- WHAT THE EXERCISE ASKS: Give back every record exactly as written.
====== RECORDS FOR THIS EXERCISE
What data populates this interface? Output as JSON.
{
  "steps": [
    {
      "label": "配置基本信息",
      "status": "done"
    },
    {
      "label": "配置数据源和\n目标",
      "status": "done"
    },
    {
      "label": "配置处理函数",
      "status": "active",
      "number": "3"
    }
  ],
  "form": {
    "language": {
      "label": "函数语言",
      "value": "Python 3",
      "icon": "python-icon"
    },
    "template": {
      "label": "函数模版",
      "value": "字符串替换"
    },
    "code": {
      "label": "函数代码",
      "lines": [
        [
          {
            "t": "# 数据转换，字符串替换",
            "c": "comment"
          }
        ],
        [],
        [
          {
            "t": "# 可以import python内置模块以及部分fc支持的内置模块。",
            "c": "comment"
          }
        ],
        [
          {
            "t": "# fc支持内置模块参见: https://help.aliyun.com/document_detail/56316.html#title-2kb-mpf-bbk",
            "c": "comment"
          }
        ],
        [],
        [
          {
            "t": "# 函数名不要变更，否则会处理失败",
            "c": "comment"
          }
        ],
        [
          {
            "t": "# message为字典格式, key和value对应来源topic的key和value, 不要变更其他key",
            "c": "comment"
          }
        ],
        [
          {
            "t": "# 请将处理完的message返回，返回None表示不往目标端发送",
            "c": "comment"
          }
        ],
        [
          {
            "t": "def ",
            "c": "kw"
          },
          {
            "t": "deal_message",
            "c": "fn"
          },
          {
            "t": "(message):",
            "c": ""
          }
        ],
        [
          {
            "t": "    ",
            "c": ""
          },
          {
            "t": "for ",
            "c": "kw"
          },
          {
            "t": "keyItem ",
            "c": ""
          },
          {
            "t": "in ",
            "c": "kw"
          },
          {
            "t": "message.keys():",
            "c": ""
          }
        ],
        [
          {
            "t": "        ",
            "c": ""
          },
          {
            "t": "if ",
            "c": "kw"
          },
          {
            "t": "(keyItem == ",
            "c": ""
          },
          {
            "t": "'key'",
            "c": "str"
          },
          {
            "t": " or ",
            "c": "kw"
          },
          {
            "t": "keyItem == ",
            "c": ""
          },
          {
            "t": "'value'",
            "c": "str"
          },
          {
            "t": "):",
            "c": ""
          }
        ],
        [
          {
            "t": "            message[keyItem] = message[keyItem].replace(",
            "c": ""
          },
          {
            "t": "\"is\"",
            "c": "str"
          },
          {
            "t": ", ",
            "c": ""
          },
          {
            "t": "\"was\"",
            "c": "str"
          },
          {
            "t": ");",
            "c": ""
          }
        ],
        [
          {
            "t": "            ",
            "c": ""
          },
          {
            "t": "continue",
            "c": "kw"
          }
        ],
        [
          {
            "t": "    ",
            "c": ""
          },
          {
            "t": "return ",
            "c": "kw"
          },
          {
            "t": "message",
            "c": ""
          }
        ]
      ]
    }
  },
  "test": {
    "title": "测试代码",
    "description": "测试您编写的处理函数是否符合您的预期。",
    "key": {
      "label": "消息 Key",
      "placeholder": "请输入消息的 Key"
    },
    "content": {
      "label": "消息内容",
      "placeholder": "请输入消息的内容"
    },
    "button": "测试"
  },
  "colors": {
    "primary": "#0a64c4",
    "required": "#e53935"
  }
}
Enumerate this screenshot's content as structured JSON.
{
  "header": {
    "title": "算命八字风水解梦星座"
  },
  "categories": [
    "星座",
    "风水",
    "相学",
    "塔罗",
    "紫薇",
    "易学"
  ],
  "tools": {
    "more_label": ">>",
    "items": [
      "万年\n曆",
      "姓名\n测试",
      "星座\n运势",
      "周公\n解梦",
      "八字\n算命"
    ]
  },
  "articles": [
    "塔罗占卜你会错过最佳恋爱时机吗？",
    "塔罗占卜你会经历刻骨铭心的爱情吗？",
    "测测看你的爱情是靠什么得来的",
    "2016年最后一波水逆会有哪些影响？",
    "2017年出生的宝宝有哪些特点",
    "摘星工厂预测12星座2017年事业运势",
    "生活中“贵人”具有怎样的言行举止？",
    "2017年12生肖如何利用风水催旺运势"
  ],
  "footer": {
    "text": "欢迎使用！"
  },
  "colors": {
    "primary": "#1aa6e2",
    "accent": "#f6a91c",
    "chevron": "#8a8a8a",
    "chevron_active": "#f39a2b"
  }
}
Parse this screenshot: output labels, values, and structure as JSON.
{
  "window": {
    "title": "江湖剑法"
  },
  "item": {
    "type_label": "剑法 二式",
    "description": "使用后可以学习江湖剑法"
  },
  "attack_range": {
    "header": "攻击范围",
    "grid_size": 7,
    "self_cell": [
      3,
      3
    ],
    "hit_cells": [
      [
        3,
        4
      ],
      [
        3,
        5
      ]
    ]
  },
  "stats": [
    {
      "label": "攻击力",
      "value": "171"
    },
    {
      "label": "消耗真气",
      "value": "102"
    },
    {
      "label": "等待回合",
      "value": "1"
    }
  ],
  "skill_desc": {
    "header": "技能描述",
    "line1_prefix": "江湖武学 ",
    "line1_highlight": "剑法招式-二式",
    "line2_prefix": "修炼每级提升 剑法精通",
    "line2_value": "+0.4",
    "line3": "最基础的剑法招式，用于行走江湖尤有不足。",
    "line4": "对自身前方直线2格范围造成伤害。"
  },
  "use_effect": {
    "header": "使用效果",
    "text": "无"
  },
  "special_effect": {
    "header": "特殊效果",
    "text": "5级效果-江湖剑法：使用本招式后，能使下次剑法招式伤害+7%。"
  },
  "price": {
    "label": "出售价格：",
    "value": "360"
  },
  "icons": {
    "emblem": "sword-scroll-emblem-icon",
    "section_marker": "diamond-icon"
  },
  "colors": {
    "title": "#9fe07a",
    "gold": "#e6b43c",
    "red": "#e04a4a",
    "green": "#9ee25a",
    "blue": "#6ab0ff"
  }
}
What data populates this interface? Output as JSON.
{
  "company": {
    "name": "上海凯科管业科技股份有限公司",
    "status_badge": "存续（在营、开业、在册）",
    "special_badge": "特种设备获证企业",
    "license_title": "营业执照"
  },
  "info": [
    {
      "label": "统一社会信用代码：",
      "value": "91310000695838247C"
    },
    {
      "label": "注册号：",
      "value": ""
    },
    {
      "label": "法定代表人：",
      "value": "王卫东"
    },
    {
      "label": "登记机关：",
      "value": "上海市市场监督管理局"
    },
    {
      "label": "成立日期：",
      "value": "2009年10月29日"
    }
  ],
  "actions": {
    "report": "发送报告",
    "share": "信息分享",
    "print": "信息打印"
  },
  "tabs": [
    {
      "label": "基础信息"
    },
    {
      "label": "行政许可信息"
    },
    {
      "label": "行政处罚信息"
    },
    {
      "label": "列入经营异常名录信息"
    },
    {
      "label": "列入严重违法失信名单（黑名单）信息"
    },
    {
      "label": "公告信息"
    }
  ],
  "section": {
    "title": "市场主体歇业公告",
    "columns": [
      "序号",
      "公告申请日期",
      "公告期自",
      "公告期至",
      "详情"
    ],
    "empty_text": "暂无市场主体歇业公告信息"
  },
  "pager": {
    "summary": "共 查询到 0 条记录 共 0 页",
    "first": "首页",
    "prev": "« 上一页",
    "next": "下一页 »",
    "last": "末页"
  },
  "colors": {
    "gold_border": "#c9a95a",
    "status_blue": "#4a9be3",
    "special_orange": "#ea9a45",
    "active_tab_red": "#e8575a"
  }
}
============
- WRITTEN REPLY:
What data populates this interface? Output as JSON.
{
  "steps": [
    {
      "label": "配置基本信息",
      "status": "done"
    },
    {
      "label": "配置数据源和\n目标",
      "status": "done"
    },
    {
      "label": "配置处理函数",
      "status": "active",
      "number": "3"
    }
  ],
  "form": {
    "language": {
      "label": "函数语言",
      "value": "Python 3",
      "icon": "python-icon"
    },
    "template": {
      "label": "函数模版",
      "value": "字符串替换"
    },
    "code": {
      "label": "函数代码",
      "lines": [
        [
          {
            "t": "# 数据转换，字符串替换",
            "c": "comment"
          }
        ],
        [],
        [
          {
            "t": "# 可以import python内置模块以及部分fc支持的内置模块。",
            "c": "comment"
          }
        ],
        [
          {
            "t": "# fc支持内置模块参见: https://help.aliyun.com/document_detail/56316.html#title-2kb-mpf-bbk",
            "c": "comment"
          }
        ],
        [],
        [
          {
            "t": "# 函数名不要变更，否则会处理失败",
            "c": "comment"
          }
        ],
        [
          {
            "t": "# message为字典格式, key和value对应来源topic的key和value, 不要变更其他key",
            "c": "comment"
          }
        ],
        [
          {
            "t": "# 请将处理完的message返回，返回None表示不往目标端发送",
            "c": "comment"
          }
        ],
        [
          {
            "t": "def ",
            "c": "kw"
          },
          {
            "t": "deal_message",
            "c": "fn"
          },
          {
            "t": "(message):",
            "c": ""
          }
        ],
        [
          {
            "t": "    ",
            "c": ""
          },
          {
            "t": "for ",
            "c": "kw"
          },
          {
            "t": "keyItem ",
            "c": ""
          },
          {
            "t": "in ",
            "c": "kw"
          },
          {
            "t": "message.keys():",
            "c": ""
          }
        ],
        [
          {
            "t": "        ",
            "c": ""
          },
          {
            "t": "if ",
            "c": "kw"
          },
          {
            "t": "(keyItem == ",
            "c": ""
          },
          {
            "t": "'key'",
            "c": "str"
          },
          {
            "t": " or ",
            "c": "kw"
          },
          {
            "t": "keyItem == ",
            "c": ""
          },
          {
            "t": "'value'",
            "c": "str"
          },
          {
            "t": "):",
            "c": ""
          }
        ],
        [
          {
            "t": "            message[keyItem] = message[keyItem].replace(",
            "c": ""
          },
          {
            "t": "\"is\"",
            "c": "str"
          },
          {
            "t": ", ",
            "c": ""
          },
          {
            "t": "\"was\"",
            "c": "str"
          },
          {
            "t": ");",
            "c": ""
          }
        ],
        [
          {
            "t": "            ",
            "c": ""
          },
          {
            "t": "continue",
            "c": "kw"
          }
        ],
        [
          {
            "t": "    ",
            "c": ""
          },
          {
            "t": "return ",
            "c": "kw"
          },
          {
            "t": "message",
            "c": ""
          }
        ]
      ]
    }
  },
  "test": {
    "title": "测试代码",
    "description": "测试您编写的处理函数是否符合您的预期。",
    "key": {
      "label": "消息 Key",
      "placeholder": "请输入消息的 Key"
    },
    "content": {
      "label": "消息内容",
      "placeholder": "请输入消息的内容"
    },
    "button": "测试"
  },
  "colors": {
    "primary": "#0a64c4",
    "required": "#e53935"
  }
}
Enumerate this screenshot's content as structured JSON.
{
  "header": {
    "title": "算命八字风水解梦星座"
  },
  "categories": [
    "星座",
    "风水",
    "相学",
    "塔罗",
    "紫薇",
    "易学"
  ],
  "tools": {
    "more_label": ">>",
    "items": [
      "万年\n曆",
      "姓名\n测试",
      "星座\n运势",
      "周公\n解梦",
      "八字\n算命"
    ]
  },
  "articles": [
    "塔罗占卜你会错过最佳恋爱时机吗？",
    "塔罗占卜你会经历刻骨铭心的爱情吗？",
    "测测看你的爱情是靠什么得来的",
    "2016年最后一波水逆会有哪些影响？",
    "2017年出生的宝宝有哪些特点",
    "摘星工厂预测12星座2017年事业运势",
    "生活中“贵人”具有怎样的言行举止？",
    "2017年12生肖如何利用风水催旺运势"
  ],
  "footer": {
    "text": "欢迎使用！"
  },
  "colors": {
    "primary": "#1aa6e2",
    "accent": "#f6a91c",
    "chevron": "#8a8a8a",
    "chevron_active": "#f39a2b"
  }
}
Parse this screenshot: output labels, values, and structure as JSON.
{
  "window": {
    "title": "江湖剑法"
  },
  "item": {
    "type_label": "剑法 二式",
    "description": "使用后可以学习江湖剑法"
  },
  "attack_range": {
    "header": "攻击范围",
    "grid_size": 7,
    "self_cell": [
      3,
      3
    ],
    "hit_cells": [
      [
        3,
        4
      ],
      [
        3,
        5
      ]
    ]
  },
  "stats": [
    {
      "label": "攻击力",
      "value": "171"
    },
    {
      "label": "消耗真气",
      "value": "102"
    },
    {
      "label": "等待回合",
      "value": "1"
    }
  ],
  "skill_desc": {
    "header": "技能描述",
    "line1_prefix": "江湖武学 ",
    "line1_highlight": "剑法招式-二式",
    "line2_prefix": "修炼每级提升 剑法精通",
    "line2_value": "+0.4",
    "line3": "最基础的剑法招式，用于行走江湖尤有不足。",
    "line4": "对自身前方直线2格范围造成伤害。"
  },
  "use_effect": {
    "header": "使用效果",
    "text": "无"
  },
  "special_effect": {
    "header": "特殊效果",
    "text": "5级效果-江湖剑法：使用本招式后，能使下次剑法招式伤害+7%。"
  },
  "price": {
    "label": "出售价格：",
    "value": "360"
  },
  "icons": {
    "emblem": "sword-scroll-emblem-icon",
    "section_marker": "diamond-icon"
  },
  "colors": {
    "title": "#9fe07a",
    "gold": "#e6b43c",
    "red": "#e04a4a",
    "green": "#9ee25a",
    "blue": "#6ab0ff"
  }
}
What data populates this interface? Output as JSON.
{
  "company": {
    "name": "上海凯科管业科技股份有限公司",
    "status_badge": "存续（在营、开业、在册）",
    "special_badge": "特种设备获证企业",
    "license_title": "营业执照"
  },
  "info": [
    {
      "label": "统一社会信用代码：",
      "value": "91310000695838247C"
    },
    {
      "label": "注册号：",
      "value": ""
    },
    {
      "label": "法定代表人：",
      "value": "王卫东"
    },
    {
      "label": "登记机关：",
      "value": "上海市市场监督管理局"
    },
    {
      "label": "成立日期：",
      "value": "2009年10月29日"
    }
  ],
  "actions": {
    "report": "发送报告",
    "share": "信息分享",
    "print": "信息打印"
  },
  "tabs": [
    {
      "label": "基础信息"
    },
    {
      "label": "行政许可信息"
    },
    {
      "label": "行政处罚信息"
    },
    {
      "label": "列入经营异常名录信息"
    },
    {
      "label": "列入严重违法失信名单（黑名单）信息"
    },
    {
      "label": "公告信息"
    }
  ],
  "section": {
    "title": "市场主体歇业公告",
    "columns": [
      "序号",
      "公告申请日期",
      "公告期自",
      "公告期至",
      "详情"
    ],
    "empty_text": "暂无市场主体歇业公告信息"
  },
  "pager": {
    "summary": "共 查询到 0 条记录 共 0 页",
    "first": "首页",
    "prev": "« 上一页",
    "next": "下一页 »",
    "last": "末页"
  },
  "colors": {
    "gold_border": "#c9a95a",
    "status_blue": "#4a9be3",
    "special_orange": "#ea9a45",
    "active_tab_red": "#e8575a"
  }
}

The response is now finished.